-- What you are asked to do --
Everything in the records below except the pictures must be written out exactly.

────

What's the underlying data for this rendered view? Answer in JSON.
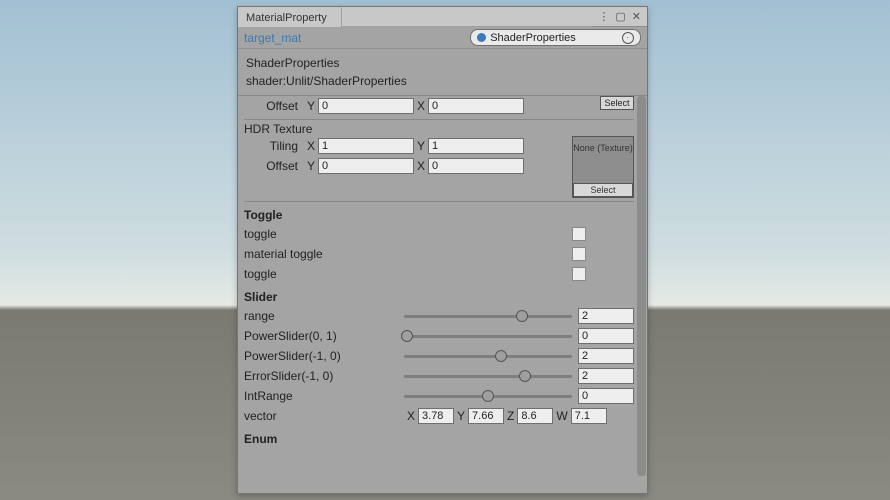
{
  "window": {
    "title": "MaterialProperty",
    "target_label": "target_mat",
    "obj_field": "ShaderProperties",
    "hdr_line1": "ShaderProperties",
    "hdr_line2": "shader:Unlit/ShaderProperties"
  },
  "top_tex": {
    "offset": {
      "label": "Offset",
      "y": "0",
      "x": "0"
    },
    "select": "Select"
  },
  "hdr_tex": {
    "label": "HDR Texture",
    "tiling": {
      "label": "Tiling",
      "x": "1",
      "y": "1"
    },
    "offset": {
      "label": "Offset",
      "y": "0",
      "x": "0"
    },
    "slot_text": "None (Texture)",
    "select": "Select"
  },
  "toggle": {
    "header": "Toggle",
    "items": [
      "toggle",
      "material toggle",
      "toggle"
    ]
  },
  "slider": {
    "header": "Slider",
    "range": {
      "label": "range",
      "value": "2",
      "pos": 70
    },
    "ps01": {
      "label": "PowerSlider(0, 1)",
      "value": "0",
      "pos": 2
    },
    "psm10": {
      "label": "PowerSlider(-1, 0)",
      "value": "2",
      "pos": 58
    },
    "err": {
      "label": "ErrorSlider(-1, 0)",
      "value": "2",
      "pos": 72
    },
    "intr": {
      "label": "IntRange",
      "value": "0",
      "pos": 50
    }
  },
  "vector": {
    "label": "vector",
    "x": "3.78",
    "y": "7.66",
    "z": "8.6",
    "w": "7.1"
  },
  "enum": {
    "header": "Enum"
  }
}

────

-- Exercise result --
What's the underlying data for this rendered view? Answer in JSON.
{
  "window": {
    "title": "MaterialProperty",
    "target_label": "target_mat",
    "obj_field": "ShaderProperties",
    "hdr_line1": "ShaderProperties",
    "hdr_line2": "shader:Unlit/ShaderProperties"
  },
  "top_tex": {
    "offset": {
      "label": "Offset",
      "y": "0",
      "x": "0"
    },
    "select": "Select"
  },
  "hdr_tex": {
    "label": "HDR Texture",
    "tiling": {
      "label": "Tiling",
      "x": "1",
      "y": "1"
    },
    "offset": {
      "label": "Offset",
      "y": "0",
      "x": "0"
    },
    "slot_text": "None (Texture)",
    "select": "Select"
  },
  "toggle": {
    "header": "Toggle",
    "items": [
      "toggle",
      "material toggle",
      "toggle"
    ]
  },
  "slider": {
    "header": "Slider",
    "range": {
      "label": "range",
      "value": "2",
      "pos": 70
    },
    "ps01": {
      "label": "PowerSlider(0, 1)",
      "value": "0",
      "pos": 2
    },
    "psm10": {
      "label": "PowerSlider(-1, 0)",
      "value": "2",
      "pos": 58
    },
    "err": {
      "label": "ErrorSlider(-1, 0)",
      "value": "2",
      "pos": 72
    },
    "intr": {
      "label": "IntRange",
      "value": "0",
      "pos": 50
    }
  },
  "vector": {
    "label": "vector",
    "x": "3.78",
    "y": "7.66",
    "z": "8.6",
    "w": "7.1"
  },
  "enum": {
    "header": "Enum"
  }
}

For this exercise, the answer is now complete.